"My job is to educate people about the true legacy of the BPP."
Commons Archive invited Billy X Jennings, de facto Black Panther Party archivist and historian, to talk about the Party’s accomplishments. The event’s standing-room-only crowd revealed the community’s hunger for Black Panther history. "It’s About Time," the digital collection makes BJ's impeccably organized physical archive of 'The Black Panther' newspapers and other ephemera on the Panthers available to all. Since North Oakland is the birthplace of the Black Panther Party, the Golden Gate Library, which had been a meeting ground for the Party, was an ideal site for this information-rich presentation.
'The Black Panther' newspaper used powerful graphic illustrations to share the Panthers' trailblazing social programs and community building strategies. Gayle Asali Dickson, an artist and activist who joined the Black Panthers in 1968, spoke about her work with Emory Douglas on the newspaper from 1972-1974.
Designed to make the most of inexpensive printing technologies, her dynamic illustrations of Panther social programs used thick black lines, tactile textures, and bright colors. Her accessible imagery illustrated the oppressions that made revolution necessary. She illustrated what 'survival pending revolution' looked like–support by the community for communities that have been systematically neglected. Her drawings of the Party feeding people, registering them to vote, and making sure that seniors had safe routes when paying their bills were a tool for liberation and a call to revolution.

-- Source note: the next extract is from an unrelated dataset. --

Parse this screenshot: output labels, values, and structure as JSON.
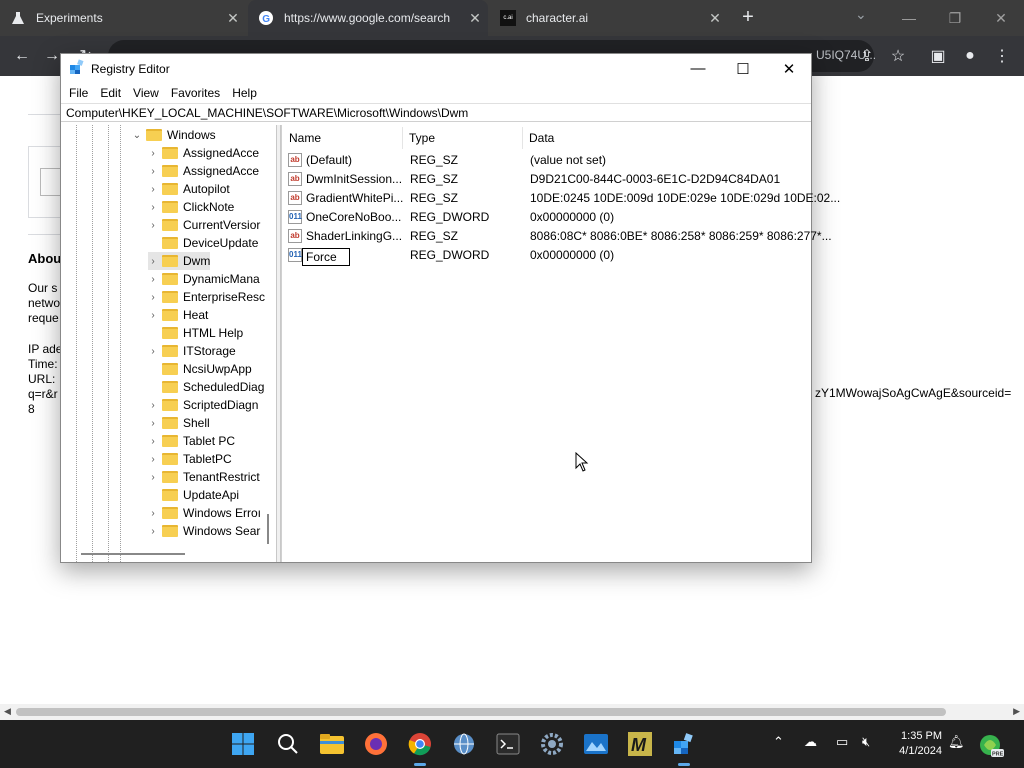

'The Black Panther' newspaper was also an economic support system for rank-and-file members: each issue was sold for 25 cents and sellers kept 10 cents. "For Black Panther Party members who were not working, who had been kicked out of the house, who had no place to stay, if you sell 100 newspapers, you have $10 in your hand," says BJ. Beyond a source of income, the newspaper was also an effective recruitment method that spread the Party's message and encouraged new people, like Jennings, to join.